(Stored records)

+ + + + + + +

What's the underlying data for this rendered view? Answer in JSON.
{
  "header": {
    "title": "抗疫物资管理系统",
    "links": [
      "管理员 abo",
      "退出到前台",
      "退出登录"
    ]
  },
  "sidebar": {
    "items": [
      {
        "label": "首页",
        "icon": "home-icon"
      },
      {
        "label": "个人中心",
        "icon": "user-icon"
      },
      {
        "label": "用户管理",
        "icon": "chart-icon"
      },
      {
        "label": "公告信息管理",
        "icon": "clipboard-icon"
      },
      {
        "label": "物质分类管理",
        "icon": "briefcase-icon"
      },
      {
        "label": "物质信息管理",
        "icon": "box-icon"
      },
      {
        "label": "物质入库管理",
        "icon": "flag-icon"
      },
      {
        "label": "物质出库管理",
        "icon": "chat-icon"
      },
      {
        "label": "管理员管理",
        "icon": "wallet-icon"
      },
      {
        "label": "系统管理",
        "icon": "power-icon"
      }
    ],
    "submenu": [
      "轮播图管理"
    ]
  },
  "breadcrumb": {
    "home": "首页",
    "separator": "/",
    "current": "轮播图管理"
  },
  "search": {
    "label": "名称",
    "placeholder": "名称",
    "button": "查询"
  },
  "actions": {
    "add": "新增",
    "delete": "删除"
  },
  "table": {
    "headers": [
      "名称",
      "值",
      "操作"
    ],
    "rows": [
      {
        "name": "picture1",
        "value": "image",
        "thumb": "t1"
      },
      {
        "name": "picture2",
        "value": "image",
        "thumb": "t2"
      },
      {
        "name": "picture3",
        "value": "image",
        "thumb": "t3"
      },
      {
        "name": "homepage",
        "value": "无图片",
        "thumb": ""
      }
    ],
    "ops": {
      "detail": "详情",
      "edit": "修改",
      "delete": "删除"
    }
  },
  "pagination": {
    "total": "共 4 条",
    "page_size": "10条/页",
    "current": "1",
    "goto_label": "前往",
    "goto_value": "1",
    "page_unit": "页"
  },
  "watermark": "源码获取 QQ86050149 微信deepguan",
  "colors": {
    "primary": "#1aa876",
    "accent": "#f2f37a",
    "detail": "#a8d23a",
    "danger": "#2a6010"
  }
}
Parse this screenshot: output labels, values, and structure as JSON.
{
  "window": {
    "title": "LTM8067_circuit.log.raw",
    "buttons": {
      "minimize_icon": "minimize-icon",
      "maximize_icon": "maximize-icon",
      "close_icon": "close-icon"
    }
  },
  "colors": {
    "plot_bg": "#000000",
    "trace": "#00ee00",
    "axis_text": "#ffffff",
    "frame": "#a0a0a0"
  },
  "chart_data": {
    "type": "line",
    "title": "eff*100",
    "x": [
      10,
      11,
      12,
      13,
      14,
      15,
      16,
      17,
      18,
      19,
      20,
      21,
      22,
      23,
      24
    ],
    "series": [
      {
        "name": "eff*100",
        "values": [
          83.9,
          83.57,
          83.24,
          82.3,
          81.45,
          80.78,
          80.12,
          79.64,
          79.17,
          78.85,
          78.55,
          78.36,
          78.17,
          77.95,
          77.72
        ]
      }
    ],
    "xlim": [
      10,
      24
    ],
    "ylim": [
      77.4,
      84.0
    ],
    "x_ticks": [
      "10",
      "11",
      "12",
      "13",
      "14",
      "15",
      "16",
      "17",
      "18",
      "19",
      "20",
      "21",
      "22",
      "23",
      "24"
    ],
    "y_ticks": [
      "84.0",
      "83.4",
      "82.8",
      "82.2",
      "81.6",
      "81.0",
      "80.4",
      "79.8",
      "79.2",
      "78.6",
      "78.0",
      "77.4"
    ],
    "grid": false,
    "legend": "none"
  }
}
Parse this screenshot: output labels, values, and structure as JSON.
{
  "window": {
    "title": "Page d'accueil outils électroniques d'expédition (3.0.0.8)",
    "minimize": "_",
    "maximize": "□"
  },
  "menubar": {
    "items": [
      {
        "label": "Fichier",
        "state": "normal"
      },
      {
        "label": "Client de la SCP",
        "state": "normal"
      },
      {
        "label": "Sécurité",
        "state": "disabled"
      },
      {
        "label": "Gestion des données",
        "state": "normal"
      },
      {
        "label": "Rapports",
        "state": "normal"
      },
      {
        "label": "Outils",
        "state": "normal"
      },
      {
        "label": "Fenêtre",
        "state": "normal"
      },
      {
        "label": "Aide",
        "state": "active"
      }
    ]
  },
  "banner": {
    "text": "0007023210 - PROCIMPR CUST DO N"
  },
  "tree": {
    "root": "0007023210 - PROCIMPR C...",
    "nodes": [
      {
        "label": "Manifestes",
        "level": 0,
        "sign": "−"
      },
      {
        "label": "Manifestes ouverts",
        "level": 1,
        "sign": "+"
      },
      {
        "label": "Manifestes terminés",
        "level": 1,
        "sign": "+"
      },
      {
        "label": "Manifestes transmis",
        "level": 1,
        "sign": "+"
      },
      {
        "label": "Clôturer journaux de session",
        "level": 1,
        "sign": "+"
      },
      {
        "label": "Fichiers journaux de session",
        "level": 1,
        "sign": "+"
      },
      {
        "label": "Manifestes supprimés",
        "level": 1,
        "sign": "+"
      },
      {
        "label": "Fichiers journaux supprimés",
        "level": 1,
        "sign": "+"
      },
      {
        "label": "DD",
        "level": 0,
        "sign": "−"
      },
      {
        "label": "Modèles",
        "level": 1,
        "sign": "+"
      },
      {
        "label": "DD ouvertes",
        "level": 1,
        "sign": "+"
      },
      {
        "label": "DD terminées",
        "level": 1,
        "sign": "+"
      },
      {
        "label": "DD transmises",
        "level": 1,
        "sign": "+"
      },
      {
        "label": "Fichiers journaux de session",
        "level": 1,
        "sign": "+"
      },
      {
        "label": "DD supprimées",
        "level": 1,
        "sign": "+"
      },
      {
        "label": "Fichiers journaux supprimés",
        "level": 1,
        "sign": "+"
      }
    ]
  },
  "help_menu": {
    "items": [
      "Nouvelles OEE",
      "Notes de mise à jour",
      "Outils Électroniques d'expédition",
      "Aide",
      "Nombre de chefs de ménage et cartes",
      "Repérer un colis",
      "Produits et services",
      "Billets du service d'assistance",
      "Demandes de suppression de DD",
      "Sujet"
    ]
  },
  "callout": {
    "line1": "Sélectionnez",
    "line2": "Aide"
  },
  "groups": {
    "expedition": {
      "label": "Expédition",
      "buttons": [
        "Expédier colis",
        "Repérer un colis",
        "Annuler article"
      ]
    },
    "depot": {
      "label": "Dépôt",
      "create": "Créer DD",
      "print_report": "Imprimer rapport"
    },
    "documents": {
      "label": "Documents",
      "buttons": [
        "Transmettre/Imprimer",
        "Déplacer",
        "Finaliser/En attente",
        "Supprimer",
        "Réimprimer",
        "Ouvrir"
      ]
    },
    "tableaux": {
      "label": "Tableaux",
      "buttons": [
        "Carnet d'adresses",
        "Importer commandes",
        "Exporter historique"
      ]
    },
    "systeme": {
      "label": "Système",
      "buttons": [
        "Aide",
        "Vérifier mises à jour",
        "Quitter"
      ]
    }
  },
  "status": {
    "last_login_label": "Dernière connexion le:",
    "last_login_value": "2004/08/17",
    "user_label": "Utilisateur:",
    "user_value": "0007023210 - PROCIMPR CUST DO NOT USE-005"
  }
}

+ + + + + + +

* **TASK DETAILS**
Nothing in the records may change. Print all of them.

* **YOUR SOLUTION**
What's the underlying data for this rendered view? Answer in JSON.
{
  "header": {
    "title": "抗疫物资管理系统",
    "links": [
      "管理员 abo",
      "退出到前台",
      "退出登录"
    ]
  },
  "sidebar": {
    "items": [
      {
        "label": "首页",
        "icon": "home-icon"
      },
      {
        "label": "个人中心",
        "icon": "user-icon"
      },
      {
        "label": "用户管理",
        "icon": "chart-icon"
      },
      {
        "label": "公告信息管理",
        "icon": "clipboard-icon"
      },
      {
        "label": "物质分类管理",
        "icon": "briefcase-icon"
      },
      {
        "label": "物质信息管理",
        "icon": "box-icon"
      },
      {
        "label": "物质入库管理",
        "icon": "flag-icon"
      },
      {
        "label": "物质出库管理",
        "icon": "chat-icon"
      },
      {
        "label": "管理员管理",
        "icon": "wallet-icon"
      },
      {
        "label": "系统管理",
        "icon": "power-icon"
      }
    ],
    "submenu": [
      "轮播图管理"
    ]
  },
  "breadcrumb": {
    "home": "首页",
    "separator": "/",
    "current": "轮播图管理"
  },
  "search": {
    "label": "名称",
    "placeholder": "名称",
    "button": "查询"
  },
  "actions": {
    "add": "新增",
    "delete": "删除"
  },
  "table": {
    "headers": [
      "名称",
      "值",
      "操作"
    ],
    "rows": [
      {
        "name": "picture1",
        "value": "image",
        "thumb": "t1"
      },
      {
        "name": "picture2",
        "value": "image",
        "thumb": "t2"
      },
      {
        "name": "picture3",
        "value": "image",
        "thumb": "t3"
      },
      {
        "name": "homepage",
        "value": "无图片",
        "thumb": ""
      }
    ],
    "ops": {
      "detail": "详情",
      "edit": "修改",
      "delete": "删除"
    }
  },
  "pagination": {
    "total": "共 4 条",
    "page_size": "10条/页",
    "current": "1",
    "goto_label": "前往",
    "goto_value": "1",
    "page_unit": "页"
  },
  "watermark": "源码获取 QQ86050149 微信deepguan",
  "colors": {
    "primary": "#1aa876",
    "accent": "#f2f37a",
    "detail": "#a8d23a",
    "danger": "#2a6010"
  }
}
Parse this screenshot: output labels, values, and structure as JSON.
{
  "window": {
    "title": "LTM8067_circuit.log.raw",
    "buttons": {
      "minimize_icon": "minimize-icon",
      "maximize_icon": "maximize-icon",
      "close_icon": "close-icon"
    }
  },
  "colors": {
    "plot_bg": "#000000",
    "trace": "#00ee00",
    "axis_text": "#ffffff",
    "frame": "#a0a0a0"
  },
  "chart_data": {
    "type": "line",
    "title": "eff*100",
    "x": [
      10,
      11,
      12,
      13,
      14,
      15,
      16,
      17,
      18,
      19,
      20,
      21,
      22,
      23,
      24
    ],
    "series": [
      {
        "name": "eff*100",
        "values": [
          83.9,
          83.57,
          83.24,
          82.3,
          81.45,
          80.78,
          80.12,
          79.64,
          79.17,
          78.85,
          78.55,
          78.36,
          78.17,
          77.95,
          77.72
        ]
      }
    ],
    "xlim": [
      10,
      24
    ],
    "ylim": [
      77.4,
      84.0
    ],
    "x_ticks": [
      "10",
      "11",
      "12",
      "13",
      "14",
      "15",
      "16",
      "17",
      "18",
      "19",
      "20",
      "21",
      "22",
      "23",
      "24"
    ],
    "y_ticks": [
      "84.0",
      "83.4",
      "82.8",
      "82.2",
      "81.6",
      "81.0",
      "80.4",
      "79.8",
      "79.2",
      "78.6",
      "78.0",
      "77.4"
    ],
    "grid": false,
    "legend": "none"
  }
}
Parse this screenshot: output labels, values, and structure as JSON.
{
  "window": {
    "title": "Page d'accueil outils électroniques d'expédition (3.0.0.8)",
    "minimize": "_",
    "maximize": "□"
  },
  "menubar": {
    "items": [
      {
        "label": "Fichier",
        "state": "normal"
      },
      {
        "label": "Client de la SCP",
        "state": "normal"
      },
      {
        "label": "Sécurité",
        "state": "disabled"
      },
      {
        "label": "Gestion des données",
        "state": "normal"
      },
      {
        "label": "Rapports",
        "state": "normal"
      },
      {
        "label": "Outils",
        "state": "normal"
      },
      {
        "label": "Fenêtre",
        "state": "normal"
      },
      {
        "label": "Aide",
        "state": "active"
      }
    ]
  },
  "banner": {
    "text": "0007023210 - PROCIMPR CUST DO N"
  },
  "tree": {
    "root": "0007023210 - PROCIMPR C...",
    "nodes": [
      {
        "label": "Manifestes",
        "level": 0,
        "sign": "−"
      },
      {
        "label": "Manifestes ouverts",
        "level": 1,
        "sign": "+"
      },
      {
        "label": "Manifestes terminés",
        "level": 1,
        "sign": "+"
      },
      {
        "label": "Manifestes transmis",
        "level": 1,
        "sign": "+"
      },
      {
        "label": "Clôturer journaux de session",
        "level": 1,
        "sign": "+"
      },
      {
        "label": "Fichiers journaux de session",
        "level": 1,
        "sign": "+"
      },
      {
        "label": "Manifestes supprimés",
        "level": 1,
        "sign": "+"
      },
      {
        "label": "Fichiers journaux supprimés",
        "level": 1,
        "sign": "+"
      },
      {
        "label": "DD",
        "level": 0,
        "sign": "−"
      },
      {
        "label": "Modèles",
        "level": 1,
        "sign": "+"
      },
      {
        "label": "DD ouvertes",
        "level": 1,
        "sign": "+"
      },
      {
        "label": "DD terminées",
        "level": 1,
        "sign": "+"
      },
      {
        "label": "DD transmises",
        "level": 1,
        "sign": "+"
      },
      {
        "label": "Fichiers journaux de session",
        "level": 1,
        "sign": "+"
      },
      {
        "label": "DD supprimées",
        "level": 1,
        "sign": "+"
      },
      {
        "label": "Fichiers journaux supprimés",
        "level": 1,
        "sign": "+"
      }
    ]
  },
  "help_menu": {
    "items": [
      "Nouvelles OEE",
      "Notes de mise à jour",
      "Outils Électroniques d'expédition",
      "Aide",
      "Nombre de chefs de ménage et cartes",
      "Repérer un colis",
      "Produits et services",
      "Billets du service d'assistance",
      "Demandes de suppression de DD",
      "Sujet"
    ]
  },
  "callout": {
    "line1": "Sélectionnez",
    "line2": "Aide"
  },
  "groups": {
    "expedition": {
      "label": "Expédition",
      "buttons": [
        "Expédier colis",
        "Repérer un colis",
        "Annuler article"
      ]
    },
    "depot": {
      "label": "Dépôt",
      "create": "Créer DD",
      "print_report": "Imprimer rapport"
    },
    "documents": {
      "label": "Documents",
      "buttons": [
        "Transmettre/Imprimer",
        "Déplacer",
        "Finaliser/En attente",
        "Supprimer",
        "Réimprimer",
        "Ouvrir"
      ]
    },
    "tableaux": {
      "label": "Tableaux",
      "buttons": [
        "Carnet d'adresses",
        "Importer commandes",
        "Exporter historique"
      ]
    },
    "systeme": {
      "label": "Système",
      "buttons": [
        "Aide",
        "Vérifier mises à jour",
        "Quitter"
      ]
    }
  },
  "status": {
    "last_login_label": "Dernière connexion le:",
    "last_login_value": "2004/08/17",
    "user_label": "Utilisateur:",
    "user_value": "0007023210 - PROCIMPR CUST DO NOT USE-005"
  }
}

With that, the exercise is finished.